We detailed each process separately but in the real system, 3 activity diagrams above cooperated as I
mentioned in 6.1.

Elevator
System System

xix

January 2015

7.

Development View

7.1 Overview
The development view, also known as the implementation view, illustrates a system
from a programmers view. The development focuses on the software components that are
concerned with software management. A development diagram if the typical elevator system
is considering in this section.
7.2 Development diagram
The main task of the programmer is to build programs that help to control each
hardware component as well as synchronize the communication of these components in the
system. Under the programmers view, each program is able to be considered as a software
component. In the typical elevator system, there are components as listed bellows:
- System control: the program synchronizes system operations and processes all the
system messages.
- Algorithm: the program manages algorithms that help to pick out the best car to
serve and calculate the shortest path for cars travel.
- Car control: the program controls cars operation.
- Brake control: the program controls brakes operation.
- Bell control: the program controls bells operation.
- Floor monitor: the program controls objects at each floor such as buttons.
- Display control: the program controls Displays operation.
- Door control: the program controls doors operation.
An UML development diagram of the typical elevator system is depicted in the figure.
The diagram includes components and connections between them.

Elevator
System System

xx

January 2015

As shown in the UML diagram, the System control component is connected with Algorithm
and Car control by two dependency connections since it can call programs of these
components. Similarly, the Car control component is also connected with Door control, Floor
monitor, Bell control, and Brake control components by dependency connections. Finally,
the Floor monitor components is also connected with Door control and Display control since
there are only display and door at each floor.
8.

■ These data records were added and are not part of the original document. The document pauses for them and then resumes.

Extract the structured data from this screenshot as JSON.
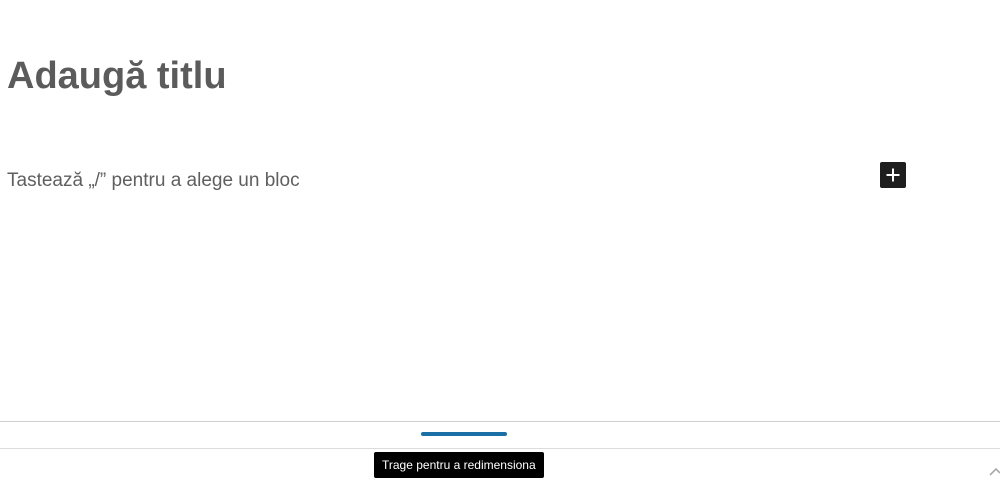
{
  "editor": {
    "title_placeholder": "Adaugă titlu",
    "block_placeholder": "Tastează „/” pentru a alege un bloc",
    "inserter_icon": "plus-icon"
  },
  "resize": {
    "tooltip": "Trage pentru a redimensiona",
    "handle_color": "#1a6fa6"
  },
  "footer": {
    "corner_icon": "chevron-up-icon"
  }
}
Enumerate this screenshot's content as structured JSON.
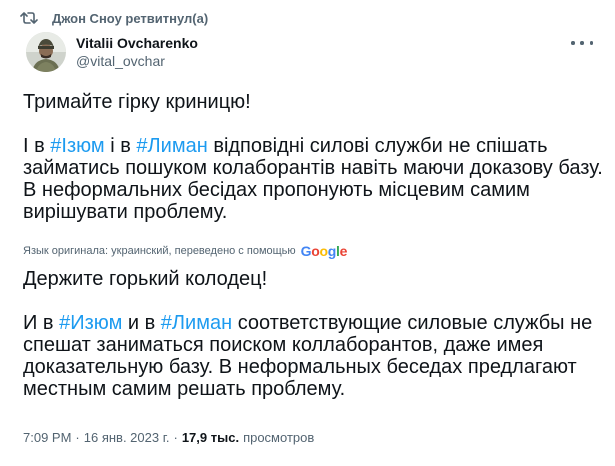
{
  "retweet": {
    "text": "Джон Сноу ретвитнул(а)",
    "icon": "retweet-icon"
  },
  "author": {
    "display_name": "Vitalii Ovcharenko",
    "handle": "@vital_ovchar",
    "avatar": "soldier-avatar"
  },
  "menu": {
    "icon": "more-icon"
  },
  "original": {
    "line1": "Тримайте гірку криницю!",
    "p2_pre": "І в ",
    "hashtag1": "#Ізюм",
    "p2_mid": " і в ",
    "hashtag2": "#Лиман",
    "p2_post": " відповідні силові служби не спішать займатись пошуком колаборантів навіть маючи доказову базу. В неформальних бесідах пропонують місцевим самим вирішувати проблему."
  },
  "translation_note": {
    "text": "Язык оригинала: украинский, переведено с помощью",
    "provider": "Google",
    "provider_colors": [
      "#4285F4",
      "#EA4335",
      "#FBBC05",
      "#4285F4",
      "#34A853",
      "#EA4335"
    ]
  },
  "translated": {
    "line1": "Держите горький колодец!",
    "p2_pre": "И в ",
    "hashtag1": "#Изюм",
    "p2_mid": " и в ",
    "hashtag2": "#Лиман",
    "p2_post": " соответствующие силовые службы не спешат заниматься поиском коллаборантов, даже имея доказательную базу. В неформальных беседах предлагают местным самим решать проблему."
  },
  "meta": {
    "time": "7:09 PM",
    "separator": "·",
    "date": "16 янв. 2023 г.",
    "views": "17,9 тыс.",
    "views_label": "просмотров"
  },
  "colors": {
    "accent": "#1d9bf0",
    "text": "#0f1419",
    "secondary": "#536471"
  }
}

Deployment View

8.1 Overview
The deployment view, also known as the physical view, describes the system from a
hardware engineers point of view. On the other word, the deployment view focuses on the
hardware components of the system and connections between them. In this section, we will
concentrate on the deployment diagram for a typical elevator system.
8.2 Deployment Diagram
As we know, the first thing we have to do to create a deployment diagram is to
determine hardware components of the system and connections between them. We here
analysis the system under control flow of hardware components. It is very easy to recognize
from the system description that the typical elevator system has following hardware
components:
-

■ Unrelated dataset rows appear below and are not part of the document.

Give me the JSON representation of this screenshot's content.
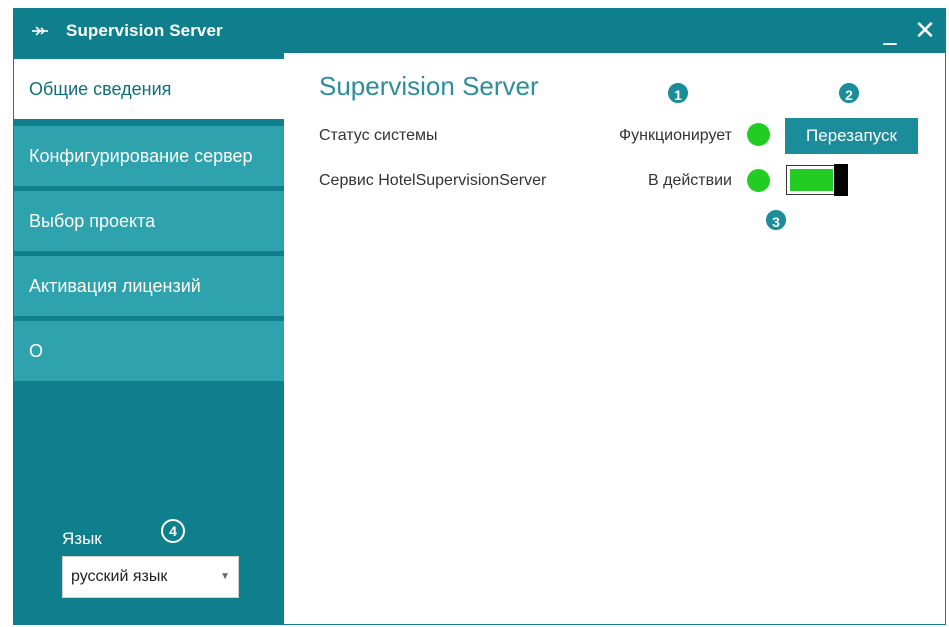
{
  "window": {
    "title": "Supervision Server",
    "minimize_label": "_",
    "close_label": "✕"
  },
  "sidebar": {
    "items": [
      {
        "label": "Общие сведения",
        "active": true
      },
      {
        "label": "Конфигурирование сервер",
        "active": false
      },
      {
        "label": "Выбор проекта",
        "active": false
      },
      {
        "label": "Активация лицензий",
        "active": false
      },
      {
        "label": "О",
        "active": false
      }
    ],
    "language_label": "Язык",
    "language_value": "русский язык"
  },
  "main": {
    "title": "Supervision Server",
    "rows": [
      {
        "label": "Статус системы",
        "value": "Функционирует",
        "status_color": "#22cc22"
      },
      {
        "label": "Сервис HotelSupervisionServer",
        "value": "В действии",
        "status_color": "#22cc22"
      }
    ],
    "restart_label": "Перезапуск",
    "service_toggle_on": true
  },
  "callouts": [
    "1",
    "2",
    "3",
    "4"
  ],
  "colors": {
    "accent": "#0f7f8d",
    "nav_item": "#2ea2ad",
    "status_ok": "#22cc22"
  }
}
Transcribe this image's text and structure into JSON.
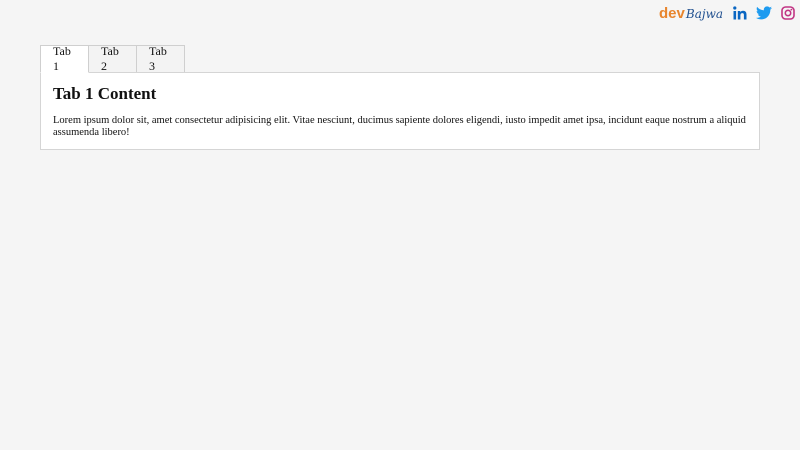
{
  "branding": {
    "logo_part1": "dev",
    "logo_part2": "Bajwa",
    "accent_orange": "#e8852d",
    "accent_blue": "#1f4f8f"
  },
  "social": [
    {
      "name": "linkedin",
      "icon": "linkedin-icon",
      "color": "#0a66c2"
    },
    {
      "name": "twitter",
      "icon": "twitter-icon",
      "color": "#1d9bf0"
    },
    {
      "name": "instagram",
      "icon": "instagram-icon",
      "color": "#c13584"
    }
  ],
  "tabs": [
    {
      "label": "Tab 1",
      "active": true
    },
    {
      "label": "Tab 2",
      "active": false
    },
    {
      "label": "Tab 3",
      "active": false
    }
  ],
  "content": {
    "heading": "Tab 1 Content",
    "body": "Lorem ipsum dolor sit, amet consectetur adipisicing elit. Vitae nesciunt, ducimus sapiente dolores eligendi, iusto impedit amet ipsa, incidunt eaque nostrum a aliquid assumenda libero!"
  },
  "colors": {
    "page_background": "#f5f5f5",
    "panel_background": "#ffffff",
    "border": "#cfcfcf"
  }
}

Elevator
System System

A main controller.

xxi

January 2015

Car motors.

Door motors.

Car keypads.

Floor keypads.

Brakes.

Displays.

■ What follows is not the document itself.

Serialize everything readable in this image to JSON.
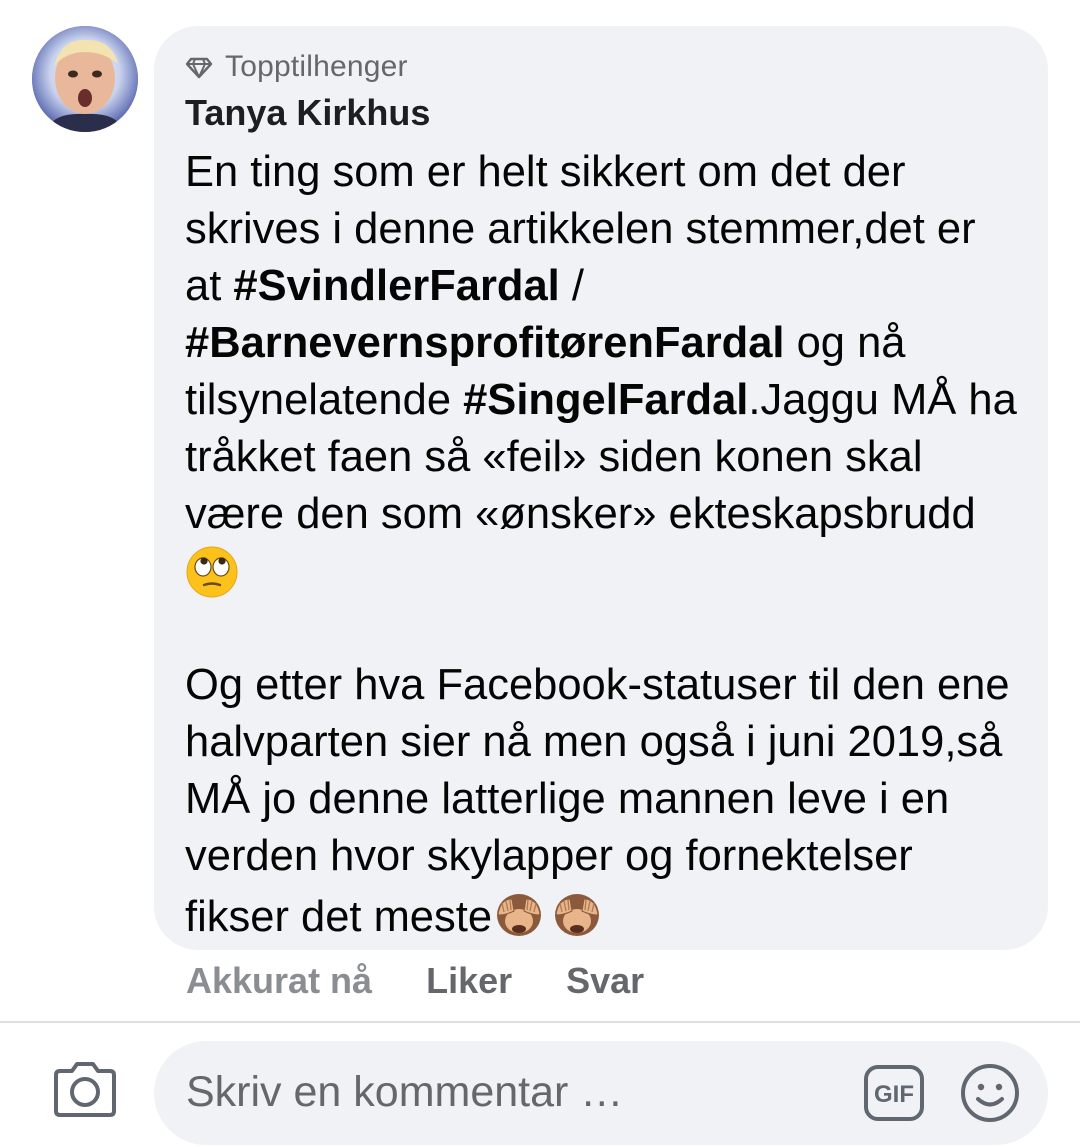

Speakers.

Weight measurement.

After determining hardware components, we have a deployment diagram of the


typical elevator as shown in the figure. The connections between components are also added
into the diagram. The connections are being explained in detail in the next part of this
section.

Deployment diagram of the typical elevator system

Elevator
System System

xxii

January 2015

8.3 Connections between components


As shown in the figure, the system has a main controller (an ARM Cortex processor
for example) that is connected with other hardware components by many different
communication standards and controls the system wholly.
There are six different communication standards used to connect the main processor
with other components as bellows:
-

GPIO (General Purpose IO) is used to connect the main processor with brakes, car
motors and door motors.

9.

I2C is used to connect the main processor with the car keypads and floor keypads.

UART is used to connect the main processor with bells.

RS-232 is used to connect the main processor with display.

SPI is used to connect the main processor with speakers.

ADC signal is used to connect the main processor with the weight measurement.

Conclusion
DTCPII tool deployment has not been considered yet. All future implementation details will be
included in this section.

Elevator
System System

xxiii

January 2015